Work required
What is the number of lines in these entries that contain "Пидорский"? State it alone.

Records for processing
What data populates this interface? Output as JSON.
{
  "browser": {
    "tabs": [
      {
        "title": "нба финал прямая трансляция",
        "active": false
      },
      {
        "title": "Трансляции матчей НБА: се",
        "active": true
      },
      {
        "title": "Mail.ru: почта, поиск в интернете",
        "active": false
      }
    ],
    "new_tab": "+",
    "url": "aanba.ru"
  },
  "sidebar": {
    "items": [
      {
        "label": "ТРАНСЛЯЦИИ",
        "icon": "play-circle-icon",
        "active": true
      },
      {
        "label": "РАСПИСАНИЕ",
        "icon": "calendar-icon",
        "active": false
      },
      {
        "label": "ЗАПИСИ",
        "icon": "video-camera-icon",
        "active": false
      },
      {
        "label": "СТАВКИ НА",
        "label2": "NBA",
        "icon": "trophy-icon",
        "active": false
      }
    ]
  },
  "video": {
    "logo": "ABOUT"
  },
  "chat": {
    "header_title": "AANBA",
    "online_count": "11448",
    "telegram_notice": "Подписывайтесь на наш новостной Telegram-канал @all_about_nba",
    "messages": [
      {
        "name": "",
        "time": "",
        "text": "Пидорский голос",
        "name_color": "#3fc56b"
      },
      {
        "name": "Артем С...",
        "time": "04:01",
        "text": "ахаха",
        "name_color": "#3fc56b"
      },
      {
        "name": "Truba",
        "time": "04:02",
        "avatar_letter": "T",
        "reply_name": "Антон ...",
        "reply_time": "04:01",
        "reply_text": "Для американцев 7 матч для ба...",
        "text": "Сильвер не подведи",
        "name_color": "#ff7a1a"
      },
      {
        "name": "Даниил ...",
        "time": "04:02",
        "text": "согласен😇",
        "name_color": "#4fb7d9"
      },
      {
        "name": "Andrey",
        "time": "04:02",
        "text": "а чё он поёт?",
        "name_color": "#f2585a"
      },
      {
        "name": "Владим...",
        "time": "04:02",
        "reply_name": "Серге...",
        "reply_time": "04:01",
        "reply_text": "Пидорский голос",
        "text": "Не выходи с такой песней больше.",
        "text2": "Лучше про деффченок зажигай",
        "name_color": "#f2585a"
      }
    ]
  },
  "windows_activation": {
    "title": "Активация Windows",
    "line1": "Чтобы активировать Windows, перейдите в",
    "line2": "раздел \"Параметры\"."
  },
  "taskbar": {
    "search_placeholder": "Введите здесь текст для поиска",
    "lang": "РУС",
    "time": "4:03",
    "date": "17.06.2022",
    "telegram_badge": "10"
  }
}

Written response
2